Two top U.N. officials offered conflicting views Sunday on the safety of its Nigeria headquarters after a suicide car bombing there, as the world body paused to mourn the 23 people killed in the attack claimed by a radical Muslim sect. U.N. security chief Gregory Starr acknowledged that safety features “could have been better” to stop the speeding sedan loaded with explosives. But only hours later, U.N. Deputy Secretary-General Asha-Rose Migiro told journalists that the building had “really, really tight” security.
At least 18 people died when a suicide bomber rammed his car through the two front gates of the U.N. headquarters in the Nigerian capital of Abuja on Friday, raising fears that a homegrown Islamic militant group inspired by the Taliban is widening its attacks to include Western targets. A spokesman for Boko Haram claimed responsibility for the attack, the most serious by the group, which is based in Nigeria’s Muslim majority north and that some believe is forging links to Al Qaeda.
Pamela Constable meets and talks with many different kinds of Pakistanis — students, landowners, clerics, government ministers, poor women, factory managers, even strangers at bus stops — in a book that she says is designed to introduce the general reader to a complex, little understood nation of immense importance to the United States. She focuses on the main themes of Pakistani society. She deals with feudalism, the deplorable situation of most Pakistani women, the rotten justice system, the powerful military, the relentless march of religious extremism, and she weaves in interviews, news events and a touch of history.
With a median age of 21, and two-thirds of the population under 30, Pakistan is one of the world’s most lucrative markets for social media. Over 5,000,000 people in Pakistan use Facebook. Although this only targets about 3% of the population, this translates into more than 27% of internet users in Pakistan having a Facebook. Half of them are between the ages of 18-24, and an additional quarter are between ages 25-34.
Southern Somalia is tipping into one of the worst humanitarian disasters to strike Africa in decades, but because of the myriad dangers here, aid organizations are struggling to bring in critically needed supplies and personnel to respond to the famine.

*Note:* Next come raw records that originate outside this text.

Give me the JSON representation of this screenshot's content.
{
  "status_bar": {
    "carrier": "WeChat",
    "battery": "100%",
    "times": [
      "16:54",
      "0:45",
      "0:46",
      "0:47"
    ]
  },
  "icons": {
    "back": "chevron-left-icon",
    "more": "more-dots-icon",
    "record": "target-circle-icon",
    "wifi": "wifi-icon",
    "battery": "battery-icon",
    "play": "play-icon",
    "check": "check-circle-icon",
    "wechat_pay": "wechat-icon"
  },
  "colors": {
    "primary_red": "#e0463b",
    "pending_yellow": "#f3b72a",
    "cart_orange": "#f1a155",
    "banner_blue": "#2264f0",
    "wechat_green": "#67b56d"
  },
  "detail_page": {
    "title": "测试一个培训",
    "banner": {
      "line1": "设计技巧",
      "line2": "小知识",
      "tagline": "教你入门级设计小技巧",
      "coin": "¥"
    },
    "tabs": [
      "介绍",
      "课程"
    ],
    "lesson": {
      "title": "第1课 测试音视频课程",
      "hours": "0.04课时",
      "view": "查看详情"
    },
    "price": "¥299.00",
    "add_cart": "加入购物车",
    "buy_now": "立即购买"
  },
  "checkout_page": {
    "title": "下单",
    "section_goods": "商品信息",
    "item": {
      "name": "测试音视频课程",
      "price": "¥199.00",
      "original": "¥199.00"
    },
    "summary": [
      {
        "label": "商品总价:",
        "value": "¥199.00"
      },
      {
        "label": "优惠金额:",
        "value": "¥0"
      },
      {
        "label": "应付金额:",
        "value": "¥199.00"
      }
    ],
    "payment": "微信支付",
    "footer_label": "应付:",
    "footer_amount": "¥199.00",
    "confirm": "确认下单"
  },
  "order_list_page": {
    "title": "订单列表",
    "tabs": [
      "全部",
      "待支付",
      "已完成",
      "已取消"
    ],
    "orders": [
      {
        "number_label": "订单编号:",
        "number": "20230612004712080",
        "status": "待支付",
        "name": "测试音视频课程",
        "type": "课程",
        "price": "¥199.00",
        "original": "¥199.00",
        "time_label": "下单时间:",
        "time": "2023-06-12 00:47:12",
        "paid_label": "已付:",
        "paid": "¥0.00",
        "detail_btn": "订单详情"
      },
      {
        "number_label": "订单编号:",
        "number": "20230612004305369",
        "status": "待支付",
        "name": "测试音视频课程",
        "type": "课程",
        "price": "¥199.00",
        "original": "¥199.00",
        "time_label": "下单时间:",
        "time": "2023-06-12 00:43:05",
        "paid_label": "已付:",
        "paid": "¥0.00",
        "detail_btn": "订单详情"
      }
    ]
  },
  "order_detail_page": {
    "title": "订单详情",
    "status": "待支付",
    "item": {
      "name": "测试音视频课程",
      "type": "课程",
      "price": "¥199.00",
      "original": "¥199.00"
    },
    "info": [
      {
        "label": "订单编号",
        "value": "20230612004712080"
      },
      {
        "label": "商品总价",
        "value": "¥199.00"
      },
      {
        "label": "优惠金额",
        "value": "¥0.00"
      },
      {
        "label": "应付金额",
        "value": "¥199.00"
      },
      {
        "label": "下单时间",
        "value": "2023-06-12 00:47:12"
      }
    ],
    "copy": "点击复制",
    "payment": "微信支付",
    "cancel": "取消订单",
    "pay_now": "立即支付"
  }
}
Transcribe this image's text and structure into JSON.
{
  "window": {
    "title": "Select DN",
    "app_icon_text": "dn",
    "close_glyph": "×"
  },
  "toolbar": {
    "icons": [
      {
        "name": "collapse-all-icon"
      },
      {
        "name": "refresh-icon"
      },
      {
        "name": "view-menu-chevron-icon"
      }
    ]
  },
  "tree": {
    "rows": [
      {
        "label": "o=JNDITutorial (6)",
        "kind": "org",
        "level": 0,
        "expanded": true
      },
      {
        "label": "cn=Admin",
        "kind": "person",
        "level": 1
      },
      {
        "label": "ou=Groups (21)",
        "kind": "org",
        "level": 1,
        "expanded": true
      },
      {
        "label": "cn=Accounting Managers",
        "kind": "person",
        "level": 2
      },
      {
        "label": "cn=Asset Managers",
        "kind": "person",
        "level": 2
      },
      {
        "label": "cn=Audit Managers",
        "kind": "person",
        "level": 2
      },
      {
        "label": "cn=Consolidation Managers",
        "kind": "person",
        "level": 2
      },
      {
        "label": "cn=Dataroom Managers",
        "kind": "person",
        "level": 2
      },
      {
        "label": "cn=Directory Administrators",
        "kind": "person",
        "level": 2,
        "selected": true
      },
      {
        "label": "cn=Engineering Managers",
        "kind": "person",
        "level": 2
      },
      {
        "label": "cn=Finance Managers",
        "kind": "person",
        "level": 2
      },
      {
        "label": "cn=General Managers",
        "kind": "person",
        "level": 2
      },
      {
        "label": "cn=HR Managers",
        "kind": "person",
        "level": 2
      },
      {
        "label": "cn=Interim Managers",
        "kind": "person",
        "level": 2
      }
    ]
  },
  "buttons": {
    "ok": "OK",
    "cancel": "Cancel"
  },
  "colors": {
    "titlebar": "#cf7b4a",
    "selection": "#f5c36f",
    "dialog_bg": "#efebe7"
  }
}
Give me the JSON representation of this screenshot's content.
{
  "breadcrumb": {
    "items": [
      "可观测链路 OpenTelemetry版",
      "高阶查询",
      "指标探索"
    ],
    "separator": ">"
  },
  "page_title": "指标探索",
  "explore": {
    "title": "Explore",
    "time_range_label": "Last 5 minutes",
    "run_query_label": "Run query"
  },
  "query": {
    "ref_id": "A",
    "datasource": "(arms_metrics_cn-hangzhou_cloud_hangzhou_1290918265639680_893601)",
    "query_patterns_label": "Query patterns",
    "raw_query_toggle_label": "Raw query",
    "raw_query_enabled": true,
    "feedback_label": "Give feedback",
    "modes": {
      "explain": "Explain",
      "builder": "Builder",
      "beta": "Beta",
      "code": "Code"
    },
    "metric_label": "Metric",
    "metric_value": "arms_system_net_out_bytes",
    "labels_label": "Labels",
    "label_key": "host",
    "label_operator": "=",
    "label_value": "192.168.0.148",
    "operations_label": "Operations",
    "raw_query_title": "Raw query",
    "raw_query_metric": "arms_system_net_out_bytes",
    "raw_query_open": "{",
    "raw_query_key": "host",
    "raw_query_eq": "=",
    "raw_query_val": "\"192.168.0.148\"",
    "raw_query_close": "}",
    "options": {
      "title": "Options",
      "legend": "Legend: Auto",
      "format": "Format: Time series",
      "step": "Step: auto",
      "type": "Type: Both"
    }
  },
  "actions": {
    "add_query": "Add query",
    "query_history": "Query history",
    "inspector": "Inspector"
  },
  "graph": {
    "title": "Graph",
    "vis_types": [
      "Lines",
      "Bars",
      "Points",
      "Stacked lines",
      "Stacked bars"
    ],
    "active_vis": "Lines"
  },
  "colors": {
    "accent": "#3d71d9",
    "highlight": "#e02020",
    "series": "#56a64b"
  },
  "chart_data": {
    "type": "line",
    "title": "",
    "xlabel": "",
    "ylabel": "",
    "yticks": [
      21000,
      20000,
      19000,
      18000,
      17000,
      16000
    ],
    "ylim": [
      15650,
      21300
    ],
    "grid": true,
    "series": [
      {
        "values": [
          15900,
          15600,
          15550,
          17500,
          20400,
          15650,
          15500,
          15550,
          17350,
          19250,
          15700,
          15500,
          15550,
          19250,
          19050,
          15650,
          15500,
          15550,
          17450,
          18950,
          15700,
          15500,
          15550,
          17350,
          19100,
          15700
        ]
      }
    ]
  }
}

Devastating floods, driven by unprecedented monsoon rains, began late in July 2010, leaving one-fifth of Pakistan submerged. The rains in the Khyber Pakhtunkhwa, Sindh, Punjab and Balochistan regions of Pakistan directly affected 20 million people mostly by destruction of property, livelihood and infrastructure. It left 2,000 people dead and 11 million homeless. The Big Picture revisits some of those affected as the monsoon season approaches the region again.
Last year’s floods in Pakistan killed 2,000, left 11 million homeless and affected the lives of another 7 million. The country is still struggling to recover from $10 billion in damage to infrastructure, irrigation systems, bridges, houses and roads. Reuters award-winning photographer Adrees Latif traveled back to the affected region to document the changes over the year in this dramatic series of combination images.
For better or worse, relief organizations often chalk up their biggest fund raising successes during major humanitarian crises like the famine in east Africa. But aid groups say that raising money to address the famine has been more like that for the flooding in Pakistan last year, when dollars trickled into nonprofit coffers slowly and never came close to reaching the amounts donated to address other disasters.